Even in the NFL, according to a report published on the Bleacher Report, current NFL players project that between 10 and 40 percent of the league is using human growth hormone. Is it really surprising that top NFL players use substances that increase strength, decrease body fat and facilitate quicker healing from injury? The testing procedures aren’t catching almost anyone, and if they did, then players would quickly find an alternative. At the highest level of sports, the amount of influence that money and fame has to offer trumps any view of fairness or safety, so wouldn’t the most fair, and most safe option be to let these athletes go without testing? It is no surprise that new compounds are constantly being experimented on, and used by athletes all across the world. It would be much safer for athletes to take testosterone, let’s say, than an experimental drug created and facilitated by the government of Egypt.

Isn’t drug testing supposed to protect people and create a fair environment?

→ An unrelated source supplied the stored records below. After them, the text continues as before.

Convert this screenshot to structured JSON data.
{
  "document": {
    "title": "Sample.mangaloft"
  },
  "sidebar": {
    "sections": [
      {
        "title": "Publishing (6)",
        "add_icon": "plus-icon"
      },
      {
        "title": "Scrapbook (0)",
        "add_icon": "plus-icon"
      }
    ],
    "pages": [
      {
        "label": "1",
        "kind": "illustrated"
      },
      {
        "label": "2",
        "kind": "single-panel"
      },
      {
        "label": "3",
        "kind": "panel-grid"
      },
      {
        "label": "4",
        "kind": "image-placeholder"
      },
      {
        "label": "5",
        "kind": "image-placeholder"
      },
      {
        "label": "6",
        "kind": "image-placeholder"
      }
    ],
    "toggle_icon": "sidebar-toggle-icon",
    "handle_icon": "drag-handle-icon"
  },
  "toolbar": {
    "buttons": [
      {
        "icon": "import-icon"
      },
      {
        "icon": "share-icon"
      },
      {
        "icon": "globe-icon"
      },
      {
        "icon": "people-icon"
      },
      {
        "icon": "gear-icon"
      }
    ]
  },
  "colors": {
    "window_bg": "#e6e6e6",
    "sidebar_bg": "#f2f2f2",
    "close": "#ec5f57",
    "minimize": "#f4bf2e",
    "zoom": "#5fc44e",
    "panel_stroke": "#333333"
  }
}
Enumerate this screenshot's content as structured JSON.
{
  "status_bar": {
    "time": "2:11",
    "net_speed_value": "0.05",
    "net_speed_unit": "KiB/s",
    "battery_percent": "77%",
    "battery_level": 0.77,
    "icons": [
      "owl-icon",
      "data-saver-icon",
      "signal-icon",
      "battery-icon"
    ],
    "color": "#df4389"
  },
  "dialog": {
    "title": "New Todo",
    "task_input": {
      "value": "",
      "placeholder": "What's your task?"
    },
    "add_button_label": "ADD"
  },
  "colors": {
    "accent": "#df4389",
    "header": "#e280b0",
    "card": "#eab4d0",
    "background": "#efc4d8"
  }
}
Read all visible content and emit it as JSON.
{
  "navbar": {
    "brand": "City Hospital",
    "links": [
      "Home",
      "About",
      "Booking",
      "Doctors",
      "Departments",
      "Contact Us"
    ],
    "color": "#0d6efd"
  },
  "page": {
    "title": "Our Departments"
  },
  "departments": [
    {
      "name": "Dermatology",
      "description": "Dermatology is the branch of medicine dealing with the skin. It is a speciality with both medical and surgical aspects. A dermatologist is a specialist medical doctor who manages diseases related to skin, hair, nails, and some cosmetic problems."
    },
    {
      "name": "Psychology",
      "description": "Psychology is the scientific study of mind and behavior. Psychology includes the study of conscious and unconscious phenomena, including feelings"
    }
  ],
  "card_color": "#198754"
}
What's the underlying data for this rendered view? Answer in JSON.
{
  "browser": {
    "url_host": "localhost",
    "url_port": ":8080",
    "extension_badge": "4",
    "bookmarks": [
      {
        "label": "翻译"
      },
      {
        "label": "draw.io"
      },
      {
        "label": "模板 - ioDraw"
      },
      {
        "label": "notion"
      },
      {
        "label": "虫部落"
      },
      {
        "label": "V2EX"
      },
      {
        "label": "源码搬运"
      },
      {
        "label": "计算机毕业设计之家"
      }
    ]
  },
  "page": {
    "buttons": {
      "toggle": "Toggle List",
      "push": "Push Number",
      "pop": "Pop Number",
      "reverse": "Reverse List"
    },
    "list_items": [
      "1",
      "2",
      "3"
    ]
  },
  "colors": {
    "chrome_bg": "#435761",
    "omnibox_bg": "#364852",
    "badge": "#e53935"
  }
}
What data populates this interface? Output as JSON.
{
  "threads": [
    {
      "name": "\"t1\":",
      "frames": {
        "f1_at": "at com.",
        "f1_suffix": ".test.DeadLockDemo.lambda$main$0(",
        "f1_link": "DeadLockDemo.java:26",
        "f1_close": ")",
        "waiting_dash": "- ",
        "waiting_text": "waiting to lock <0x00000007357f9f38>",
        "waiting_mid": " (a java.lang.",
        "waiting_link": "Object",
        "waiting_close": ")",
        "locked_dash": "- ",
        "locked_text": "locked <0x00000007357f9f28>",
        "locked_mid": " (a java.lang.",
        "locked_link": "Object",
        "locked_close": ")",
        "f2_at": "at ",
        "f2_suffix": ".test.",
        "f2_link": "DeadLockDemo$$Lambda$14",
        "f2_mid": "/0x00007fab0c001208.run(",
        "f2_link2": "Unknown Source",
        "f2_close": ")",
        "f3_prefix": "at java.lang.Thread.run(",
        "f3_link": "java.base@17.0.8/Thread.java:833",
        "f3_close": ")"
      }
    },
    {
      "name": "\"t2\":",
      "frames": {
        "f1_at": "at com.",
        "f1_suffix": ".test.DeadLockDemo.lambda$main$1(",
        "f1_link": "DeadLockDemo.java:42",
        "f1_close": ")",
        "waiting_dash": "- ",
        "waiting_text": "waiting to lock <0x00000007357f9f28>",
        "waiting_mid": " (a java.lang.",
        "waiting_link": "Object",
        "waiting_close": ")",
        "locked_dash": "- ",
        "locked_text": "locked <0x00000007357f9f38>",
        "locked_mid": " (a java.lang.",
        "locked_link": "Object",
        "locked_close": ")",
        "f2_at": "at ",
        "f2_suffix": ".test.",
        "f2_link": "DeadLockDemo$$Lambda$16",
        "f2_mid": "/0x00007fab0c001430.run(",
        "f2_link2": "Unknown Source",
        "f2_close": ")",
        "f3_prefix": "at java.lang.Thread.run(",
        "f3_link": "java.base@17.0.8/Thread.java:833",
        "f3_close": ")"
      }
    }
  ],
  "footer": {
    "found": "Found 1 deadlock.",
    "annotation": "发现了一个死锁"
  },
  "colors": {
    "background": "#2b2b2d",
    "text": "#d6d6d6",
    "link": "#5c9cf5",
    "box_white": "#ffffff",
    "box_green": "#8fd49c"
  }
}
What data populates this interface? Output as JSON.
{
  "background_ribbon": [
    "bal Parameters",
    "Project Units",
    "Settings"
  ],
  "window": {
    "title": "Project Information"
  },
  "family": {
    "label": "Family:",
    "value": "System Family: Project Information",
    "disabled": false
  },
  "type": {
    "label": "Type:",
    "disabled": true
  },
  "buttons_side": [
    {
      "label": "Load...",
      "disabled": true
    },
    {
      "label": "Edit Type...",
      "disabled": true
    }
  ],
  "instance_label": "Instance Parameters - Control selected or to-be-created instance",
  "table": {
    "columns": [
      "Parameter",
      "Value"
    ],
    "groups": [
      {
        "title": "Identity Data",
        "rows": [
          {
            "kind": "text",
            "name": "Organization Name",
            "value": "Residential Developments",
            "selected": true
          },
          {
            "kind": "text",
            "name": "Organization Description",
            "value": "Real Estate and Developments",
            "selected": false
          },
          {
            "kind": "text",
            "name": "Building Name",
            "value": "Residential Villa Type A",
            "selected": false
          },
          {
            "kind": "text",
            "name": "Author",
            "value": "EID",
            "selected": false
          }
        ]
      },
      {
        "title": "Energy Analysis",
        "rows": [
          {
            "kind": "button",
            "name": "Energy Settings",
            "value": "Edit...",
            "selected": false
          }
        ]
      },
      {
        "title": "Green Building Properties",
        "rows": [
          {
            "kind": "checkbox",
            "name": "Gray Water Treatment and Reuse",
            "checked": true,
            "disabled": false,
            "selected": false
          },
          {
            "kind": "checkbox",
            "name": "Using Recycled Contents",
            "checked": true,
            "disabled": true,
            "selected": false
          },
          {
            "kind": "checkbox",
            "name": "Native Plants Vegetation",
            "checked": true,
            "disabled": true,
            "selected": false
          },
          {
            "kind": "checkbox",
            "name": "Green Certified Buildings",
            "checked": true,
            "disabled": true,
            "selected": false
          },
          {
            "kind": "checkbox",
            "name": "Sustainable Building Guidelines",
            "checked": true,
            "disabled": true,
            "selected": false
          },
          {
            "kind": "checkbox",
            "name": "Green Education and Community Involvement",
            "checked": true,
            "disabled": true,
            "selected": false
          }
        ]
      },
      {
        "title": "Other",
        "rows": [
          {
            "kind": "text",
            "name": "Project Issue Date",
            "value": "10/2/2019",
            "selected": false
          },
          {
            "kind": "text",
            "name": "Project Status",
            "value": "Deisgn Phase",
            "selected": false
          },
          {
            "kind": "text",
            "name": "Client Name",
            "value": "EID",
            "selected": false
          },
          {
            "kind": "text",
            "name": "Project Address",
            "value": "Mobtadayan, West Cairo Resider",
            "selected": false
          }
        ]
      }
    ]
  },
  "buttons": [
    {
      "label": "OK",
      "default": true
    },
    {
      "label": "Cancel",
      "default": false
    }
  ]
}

Sure, the point of drug testing and anti-doping protocols is to protect all the athletes, while creating a fair environment. But it doesn’t work. I mean, do you still think it creates a level playing field, and prevents people from having an unfair advantage? Realistically, it does the complete opposite. First of all, drug testing in every country in the world is different. If you are born in a western country where drug testing is generally stricter, you will be at a severe disadvantage compared to somewhere far less strict. For example, if you are a weightlifter from the USA where you get tested multiple times per year outside of competitions, how can you compete with someone from North Korea where out of competition drug testing is non-existent. Sports are extremely corrupt and, as has been proven by history, governments will help their athletes dominate on a global stage by any means necessary. 

Are drug rules the same everywhere?

There is no stable agreement on a global level about PED use, or even recreational drug use. Someone in Egypt can simply walk into a pharmacy and buy whatever steroids they want. How is that fair when in Denmark and Belgium, anabolics are so demonized that they drug test random people in commercial gyms? It isn’t.

So what is the conclusion?

Realistically, if anti-doping didn’t exist, sports would be more fair. All that WADA (the World Anti-Doping Agency) does is make it so that the athletes with the most money, the most access to drugs, and with the most corrupt people behind them will win.  I would say that anti-doping has been proven wrong because of how bad the tests are, the fact that athletes will never stop using drugs due to the political importance for some countries to do well, the individualistic, competitive aspect of every athlete, and the fact that it causes more unfairness, which is the opposite of its stated goal.